The combination of these approaches to building a hypothetical independent Scotland’s budget at the start of its life means that a “conservative estimate” of what Scotland’s deficit could be is £5.6bn (3.5% of GDP). This would be proportionately smaller than the UK’s current deficit at 4% of GDP. All of this is prior to any further policy changes that could be made after an independent Scotland’s first election, such as changes to tax policy or increased revenue from higher wages or reduced inequality, which could boost Scotland’s fiscal position further.

As part of the White Paper Project, Beyond GERS is supported by a series of other papers looking at specific issues in detail like debt & assets (already published), closing the tax gap, a Scottish Defence force and more.

“It is important that, collectively, this movement produces a robust and inspiring case for independence. We need to start building momentum now.” Robin McAlpine

Robin McAlpine, Common Weal Director, said of the report: “The independence movement has been too passive on Scotland’s finances and particularly GERS. There is no question Scotland could produce a budget to operate as an independent country with our current levels of public services and a perfectly manageable deficit. We’ve let anti-independence voices make all the running and we’ve been far too defensive. The health of public finances is crucial to winning an independence referendum and we don’t have forever to get on the front foot. With this report we think we’ve reached ‘deficit parity’ with the rest of the UK without cuts to anything other than defence. It is important that, collectively, this movement produces a robust and inspiring case for independence. We need to start building momentum now.”

Commenting on the report, author Dr Dalzell stated: “Whilst GERS may offer a reasonable, though still limited, snapshot of the financial health of Scotland within the United Kingdom, even major analysts like Deloitte now recognise that it says nothing about the finances of an independent Scotland and the debate surrounding Scotland's constitutional arrangements is ill served by continuing to assume otherwise.

“By attempting to account for the economic and financial impact of the necessary changes which will come as a consequence of independence, such as the relocation of currently reserved government functions to Scotland, this ground up construction of a "first year" independence budget – which neither relies on significant oil income nor on the complex accounting of 'Barnett Consequentials' – demonstrates that the very act of independence will result in several billions of pounds worth of savings and additional revenue paving the way for Scotland to reach "deficit parity" with the current UK budget or to improve even further.

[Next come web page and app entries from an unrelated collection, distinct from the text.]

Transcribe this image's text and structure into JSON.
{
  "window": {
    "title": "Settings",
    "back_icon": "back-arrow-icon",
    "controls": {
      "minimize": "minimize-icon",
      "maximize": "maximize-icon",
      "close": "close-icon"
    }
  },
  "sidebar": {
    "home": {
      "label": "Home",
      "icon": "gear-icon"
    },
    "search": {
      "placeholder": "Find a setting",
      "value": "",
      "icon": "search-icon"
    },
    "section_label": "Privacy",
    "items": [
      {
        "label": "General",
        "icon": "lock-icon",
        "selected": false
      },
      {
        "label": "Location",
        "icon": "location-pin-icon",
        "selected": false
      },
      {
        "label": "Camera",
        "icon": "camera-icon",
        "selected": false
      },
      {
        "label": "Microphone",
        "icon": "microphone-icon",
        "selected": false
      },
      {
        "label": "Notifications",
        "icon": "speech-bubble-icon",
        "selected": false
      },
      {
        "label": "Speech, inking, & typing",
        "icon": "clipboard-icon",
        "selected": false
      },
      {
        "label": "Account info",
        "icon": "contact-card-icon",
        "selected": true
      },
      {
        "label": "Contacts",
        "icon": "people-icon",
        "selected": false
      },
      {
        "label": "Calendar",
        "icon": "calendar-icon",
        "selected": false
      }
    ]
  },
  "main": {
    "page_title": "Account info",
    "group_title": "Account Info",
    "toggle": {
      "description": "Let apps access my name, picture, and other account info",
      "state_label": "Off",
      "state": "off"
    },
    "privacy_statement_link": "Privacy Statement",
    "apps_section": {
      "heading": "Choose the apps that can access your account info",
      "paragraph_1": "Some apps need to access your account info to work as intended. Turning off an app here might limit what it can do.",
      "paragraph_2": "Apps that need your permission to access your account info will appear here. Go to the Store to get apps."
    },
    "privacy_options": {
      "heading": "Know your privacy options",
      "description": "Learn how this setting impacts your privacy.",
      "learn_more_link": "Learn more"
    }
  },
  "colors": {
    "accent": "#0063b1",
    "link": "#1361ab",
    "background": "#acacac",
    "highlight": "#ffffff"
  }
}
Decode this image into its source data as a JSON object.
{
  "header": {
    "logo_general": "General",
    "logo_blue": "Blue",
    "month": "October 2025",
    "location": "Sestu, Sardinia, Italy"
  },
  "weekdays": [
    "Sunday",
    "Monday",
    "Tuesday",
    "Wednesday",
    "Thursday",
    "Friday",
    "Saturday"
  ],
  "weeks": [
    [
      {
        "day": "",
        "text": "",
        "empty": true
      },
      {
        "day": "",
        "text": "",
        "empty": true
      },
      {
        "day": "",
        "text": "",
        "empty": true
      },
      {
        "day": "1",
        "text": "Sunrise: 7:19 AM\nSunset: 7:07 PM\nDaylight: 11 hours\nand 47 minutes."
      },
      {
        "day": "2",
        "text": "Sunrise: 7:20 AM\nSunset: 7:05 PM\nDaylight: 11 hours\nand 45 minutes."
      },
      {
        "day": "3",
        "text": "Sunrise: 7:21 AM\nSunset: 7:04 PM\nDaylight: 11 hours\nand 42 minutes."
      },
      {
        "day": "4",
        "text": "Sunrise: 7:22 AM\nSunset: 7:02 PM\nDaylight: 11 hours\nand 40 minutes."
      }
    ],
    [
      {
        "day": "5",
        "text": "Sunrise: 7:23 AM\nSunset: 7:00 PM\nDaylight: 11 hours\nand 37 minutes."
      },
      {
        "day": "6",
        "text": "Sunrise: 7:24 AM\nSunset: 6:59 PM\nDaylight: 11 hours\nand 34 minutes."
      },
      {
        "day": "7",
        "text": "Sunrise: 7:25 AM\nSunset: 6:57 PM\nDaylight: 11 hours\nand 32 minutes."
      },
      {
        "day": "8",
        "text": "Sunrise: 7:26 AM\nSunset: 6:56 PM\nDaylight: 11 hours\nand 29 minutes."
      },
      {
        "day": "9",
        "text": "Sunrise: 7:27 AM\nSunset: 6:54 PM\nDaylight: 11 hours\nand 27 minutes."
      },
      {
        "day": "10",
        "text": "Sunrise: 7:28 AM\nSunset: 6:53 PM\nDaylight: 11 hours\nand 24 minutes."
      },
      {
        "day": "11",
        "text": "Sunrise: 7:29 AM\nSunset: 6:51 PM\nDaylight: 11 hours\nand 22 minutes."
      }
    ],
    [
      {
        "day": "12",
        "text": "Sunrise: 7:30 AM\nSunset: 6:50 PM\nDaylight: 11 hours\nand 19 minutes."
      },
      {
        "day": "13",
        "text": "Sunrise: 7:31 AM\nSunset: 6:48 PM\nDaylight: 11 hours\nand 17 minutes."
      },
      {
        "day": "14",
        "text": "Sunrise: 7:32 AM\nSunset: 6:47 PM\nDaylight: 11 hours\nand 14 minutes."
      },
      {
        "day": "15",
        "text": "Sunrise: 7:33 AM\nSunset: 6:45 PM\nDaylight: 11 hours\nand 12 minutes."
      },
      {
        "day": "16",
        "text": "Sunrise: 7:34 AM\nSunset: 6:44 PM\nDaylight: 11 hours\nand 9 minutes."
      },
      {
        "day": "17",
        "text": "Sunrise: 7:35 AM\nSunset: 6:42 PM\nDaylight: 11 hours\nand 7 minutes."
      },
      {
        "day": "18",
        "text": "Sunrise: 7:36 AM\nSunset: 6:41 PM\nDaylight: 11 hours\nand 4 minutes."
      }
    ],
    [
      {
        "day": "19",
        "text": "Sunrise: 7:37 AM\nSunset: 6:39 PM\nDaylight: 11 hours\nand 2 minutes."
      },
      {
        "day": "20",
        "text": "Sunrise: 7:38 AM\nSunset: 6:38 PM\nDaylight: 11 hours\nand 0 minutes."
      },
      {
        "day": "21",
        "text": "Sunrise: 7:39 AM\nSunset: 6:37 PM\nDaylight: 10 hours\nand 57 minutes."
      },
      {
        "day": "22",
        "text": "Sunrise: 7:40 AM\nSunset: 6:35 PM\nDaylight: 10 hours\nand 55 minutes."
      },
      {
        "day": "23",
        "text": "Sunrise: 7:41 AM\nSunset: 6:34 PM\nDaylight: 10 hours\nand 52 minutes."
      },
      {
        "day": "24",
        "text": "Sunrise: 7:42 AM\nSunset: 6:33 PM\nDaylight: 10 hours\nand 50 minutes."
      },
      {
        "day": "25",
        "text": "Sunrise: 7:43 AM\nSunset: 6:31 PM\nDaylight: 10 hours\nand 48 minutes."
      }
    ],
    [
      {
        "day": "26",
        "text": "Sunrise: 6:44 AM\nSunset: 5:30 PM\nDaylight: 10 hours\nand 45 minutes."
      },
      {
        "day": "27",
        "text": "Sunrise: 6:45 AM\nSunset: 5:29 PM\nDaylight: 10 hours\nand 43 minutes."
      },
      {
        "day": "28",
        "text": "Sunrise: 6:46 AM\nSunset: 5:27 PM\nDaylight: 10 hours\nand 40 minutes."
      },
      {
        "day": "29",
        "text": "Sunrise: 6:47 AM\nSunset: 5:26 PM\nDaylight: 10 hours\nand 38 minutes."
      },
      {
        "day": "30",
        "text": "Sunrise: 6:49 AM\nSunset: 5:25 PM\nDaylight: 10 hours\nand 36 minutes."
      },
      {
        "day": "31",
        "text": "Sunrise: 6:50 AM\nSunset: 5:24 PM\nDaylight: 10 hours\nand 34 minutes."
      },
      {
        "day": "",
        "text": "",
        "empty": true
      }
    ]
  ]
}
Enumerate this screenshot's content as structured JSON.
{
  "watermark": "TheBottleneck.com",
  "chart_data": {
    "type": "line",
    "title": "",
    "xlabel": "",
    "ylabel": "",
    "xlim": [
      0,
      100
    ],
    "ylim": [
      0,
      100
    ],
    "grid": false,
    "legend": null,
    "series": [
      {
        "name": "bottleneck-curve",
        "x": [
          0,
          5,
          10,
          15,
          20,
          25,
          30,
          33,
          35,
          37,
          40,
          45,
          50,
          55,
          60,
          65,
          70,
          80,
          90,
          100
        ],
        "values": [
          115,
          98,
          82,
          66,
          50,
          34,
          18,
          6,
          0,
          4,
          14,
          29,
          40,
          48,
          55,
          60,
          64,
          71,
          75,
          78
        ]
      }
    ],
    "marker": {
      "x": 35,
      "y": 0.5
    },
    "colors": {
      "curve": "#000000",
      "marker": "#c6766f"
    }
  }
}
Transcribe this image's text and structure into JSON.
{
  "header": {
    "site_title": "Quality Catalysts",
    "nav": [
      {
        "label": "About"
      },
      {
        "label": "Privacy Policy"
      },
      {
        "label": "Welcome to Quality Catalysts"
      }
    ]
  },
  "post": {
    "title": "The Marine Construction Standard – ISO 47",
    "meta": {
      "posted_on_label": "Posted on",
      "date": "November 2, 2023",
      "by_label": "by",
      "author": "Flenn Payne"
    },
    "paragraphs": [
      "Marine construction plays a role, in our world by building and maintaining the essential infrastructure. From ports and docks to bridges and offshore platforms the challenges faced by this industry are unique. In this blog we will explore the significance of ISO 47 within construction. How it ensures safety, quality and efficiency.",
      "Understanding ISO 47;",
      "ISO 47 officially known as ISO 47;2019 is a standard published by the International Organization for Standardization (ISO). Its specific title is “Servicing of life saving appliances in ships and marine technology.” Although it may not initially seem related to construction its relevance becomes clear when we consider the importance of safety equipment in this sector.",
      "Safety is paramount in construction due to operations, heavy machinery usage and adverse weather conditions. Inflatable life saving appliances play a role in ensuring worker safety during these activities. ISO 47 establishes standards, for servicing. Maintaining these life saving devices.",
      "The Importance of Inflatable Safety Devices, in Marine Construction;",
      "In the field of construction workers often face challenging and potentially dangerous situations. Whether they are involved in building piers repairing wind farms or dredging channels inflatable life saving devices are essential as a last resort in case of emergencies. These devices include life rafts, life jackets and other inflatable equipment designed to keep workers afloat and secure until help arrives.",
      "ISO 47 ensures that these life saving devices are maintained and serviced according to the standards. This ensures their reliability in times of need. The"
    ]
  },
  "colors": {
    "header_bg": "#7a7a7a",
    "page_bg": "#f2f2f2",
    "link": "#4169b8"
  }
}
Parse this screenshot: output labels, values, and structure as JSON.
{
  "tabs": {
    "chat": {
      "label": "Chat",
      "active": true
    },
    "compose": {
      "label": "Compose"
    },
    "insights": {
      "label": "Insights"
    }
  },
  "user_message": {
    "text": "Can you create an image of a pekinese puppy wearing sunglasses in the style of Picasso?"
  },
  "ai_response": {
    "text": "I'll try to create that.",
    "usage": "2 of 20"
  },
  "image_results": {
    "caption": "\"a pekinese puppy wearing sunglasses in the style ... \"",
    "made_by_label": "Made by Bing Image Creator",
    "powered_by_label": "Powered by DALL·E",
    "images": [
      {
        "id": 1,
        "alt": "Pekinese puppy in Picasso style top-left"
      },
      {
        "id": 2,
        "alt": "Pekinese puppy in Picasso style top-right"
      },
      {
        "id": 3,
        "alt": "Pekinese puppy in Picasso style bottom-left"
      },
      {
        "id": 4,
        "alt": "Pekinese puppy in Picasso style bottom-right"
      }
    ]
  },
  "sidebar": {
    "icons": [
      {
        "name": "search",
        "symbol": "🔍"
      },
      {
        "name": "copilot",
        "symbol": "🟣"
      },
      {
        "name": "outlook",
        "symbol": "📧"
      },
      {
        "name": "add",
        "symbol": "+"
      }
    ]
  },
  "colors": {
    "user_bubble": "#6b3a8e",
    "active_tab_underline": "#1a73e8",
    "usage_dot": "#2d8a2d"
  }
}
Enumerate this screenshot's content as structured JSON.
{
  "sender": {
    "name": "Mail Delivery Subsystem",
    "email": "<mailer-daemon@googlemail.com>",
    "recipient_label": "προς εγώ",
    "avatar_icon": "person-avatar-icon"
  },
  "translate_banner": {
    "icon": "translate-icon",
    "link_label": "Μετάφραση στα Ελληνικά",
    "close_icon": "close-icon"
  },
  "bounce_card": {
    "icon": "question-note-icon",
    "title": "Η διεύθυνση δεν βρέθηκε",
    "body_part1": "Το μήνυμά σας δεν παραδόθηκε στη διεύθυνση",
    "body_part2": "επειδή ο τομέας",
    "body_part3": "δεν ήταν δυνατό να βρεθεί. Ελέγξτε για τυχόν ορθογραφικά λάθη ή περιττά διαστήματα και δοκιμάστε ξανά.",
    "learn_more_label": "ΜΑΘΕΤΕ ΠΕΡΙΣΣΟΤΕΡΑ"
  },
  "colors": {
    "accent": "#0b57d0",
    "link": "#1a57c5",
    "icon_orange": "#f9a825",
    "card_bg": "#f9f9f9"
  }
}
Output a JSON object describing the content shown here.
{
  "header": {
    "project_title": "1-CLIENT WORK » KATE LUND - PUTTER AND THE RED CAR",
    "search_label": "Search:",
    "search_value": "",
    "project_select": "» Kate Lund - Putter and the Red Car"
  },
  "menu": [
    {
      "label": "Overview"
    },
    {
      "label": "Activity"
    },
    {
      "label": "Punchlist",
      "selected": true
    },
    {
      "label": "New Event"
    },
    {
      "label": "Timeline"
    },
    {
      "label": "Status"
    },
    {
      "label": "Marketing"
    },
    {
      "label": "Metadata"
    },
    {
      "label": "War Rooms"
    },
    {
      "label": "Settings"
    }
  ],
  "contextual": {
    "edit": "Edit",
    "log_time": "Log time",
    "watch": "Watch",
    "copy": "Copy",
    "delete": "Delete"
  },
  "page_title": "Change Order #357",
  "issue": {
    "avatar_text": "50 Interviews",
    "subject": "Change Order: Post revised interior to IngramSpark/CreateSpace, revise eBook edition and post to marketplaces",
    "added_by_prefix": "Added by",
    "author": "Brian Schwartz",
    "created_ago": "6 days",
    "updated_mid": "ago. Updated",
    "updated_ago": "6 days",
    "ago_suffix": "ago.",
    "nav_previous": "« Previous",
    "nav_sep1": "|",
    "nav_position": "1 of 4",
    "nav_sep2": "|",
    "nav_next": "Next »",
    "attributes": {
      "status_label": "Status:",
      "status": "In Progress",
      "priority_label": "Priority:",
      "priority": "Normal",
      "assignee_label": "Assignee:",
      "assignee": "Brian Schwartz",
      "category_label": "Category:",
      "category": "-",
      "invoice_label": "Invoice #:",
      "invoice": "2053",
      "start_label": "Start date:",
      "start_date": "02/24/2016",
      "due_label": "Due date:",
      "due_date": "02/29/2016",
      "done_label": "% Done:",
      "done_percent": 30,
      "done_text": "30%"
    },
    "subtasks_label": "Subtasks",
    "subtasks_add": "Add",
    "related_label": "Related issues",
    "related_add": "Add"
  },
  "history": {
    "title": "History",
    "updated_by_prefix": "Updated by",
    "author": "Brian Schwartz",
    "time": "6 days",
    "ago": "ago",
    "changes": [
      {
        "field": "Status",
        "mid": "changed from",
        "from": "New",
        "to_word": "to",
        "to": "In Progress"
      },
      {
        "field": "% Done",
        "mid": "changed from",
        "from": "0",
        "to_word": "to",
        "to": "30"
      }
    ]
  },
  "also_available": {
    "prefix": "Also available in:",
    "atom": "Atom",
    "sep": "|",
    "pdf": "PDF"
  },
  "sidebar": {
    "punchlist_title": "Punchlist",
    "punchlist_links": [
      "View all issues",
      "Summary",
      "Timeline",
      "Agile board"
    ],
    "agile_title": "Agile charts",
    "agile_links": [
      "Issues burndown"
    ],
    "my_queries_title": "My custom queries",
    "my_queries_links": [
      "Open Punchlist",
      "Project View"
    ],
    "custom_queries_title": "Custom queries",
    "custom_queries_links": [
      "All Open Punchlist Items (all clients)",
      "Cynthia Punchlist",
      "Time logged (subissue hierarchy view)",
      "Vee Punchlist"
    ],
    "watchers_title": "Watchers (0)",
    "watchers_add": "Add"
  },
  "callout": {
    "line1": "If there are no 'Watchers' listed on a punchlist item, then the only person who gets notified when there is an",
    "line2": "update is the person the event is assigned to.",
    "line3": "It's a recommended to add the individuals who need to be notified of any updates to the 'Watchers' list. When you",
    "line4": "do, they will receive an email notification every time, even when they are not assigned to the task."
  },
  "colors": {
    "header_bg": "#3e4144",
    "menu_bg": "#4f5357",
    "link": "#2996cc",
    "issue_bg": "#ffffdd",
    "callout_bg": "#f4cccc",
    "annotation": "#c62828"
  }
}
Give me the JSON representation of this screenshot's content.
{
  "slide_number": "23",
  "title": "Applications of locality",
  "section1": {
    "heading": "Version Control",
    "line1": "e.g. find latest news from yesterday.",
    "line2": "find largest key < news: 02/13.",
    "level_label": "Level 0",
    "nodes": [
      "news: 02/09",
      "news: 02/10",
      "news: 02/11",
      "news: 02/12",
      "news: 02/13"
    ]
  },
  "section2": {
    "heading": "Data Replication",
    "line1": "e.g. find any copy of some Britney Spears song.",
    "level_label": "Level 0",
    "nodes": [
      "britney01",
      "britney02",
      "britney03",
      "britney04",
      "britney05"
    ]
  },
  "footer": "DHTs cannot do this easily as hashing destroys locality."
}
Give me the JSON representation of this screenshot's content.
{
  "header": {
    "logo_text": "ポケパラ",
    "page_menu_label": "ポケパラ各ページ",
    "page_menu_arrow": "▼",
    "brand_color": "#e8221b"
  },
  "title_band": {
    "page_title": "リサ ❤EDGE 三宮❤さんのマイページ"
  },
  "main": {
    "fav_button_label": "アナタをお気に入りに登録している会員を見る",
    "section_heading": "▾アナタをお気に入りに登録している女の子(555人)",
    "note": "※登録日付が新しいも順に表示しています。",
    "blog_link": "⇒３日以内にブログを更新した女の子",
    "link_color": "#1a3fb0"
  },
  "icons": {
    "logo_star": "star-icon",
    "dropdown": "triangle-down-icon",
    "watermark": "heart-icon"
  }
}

“It is important for the independence debate that those involved expand their thinking about Scotland beyond the picture of the situation within the UK. It is time to start thinking beyond GERS.”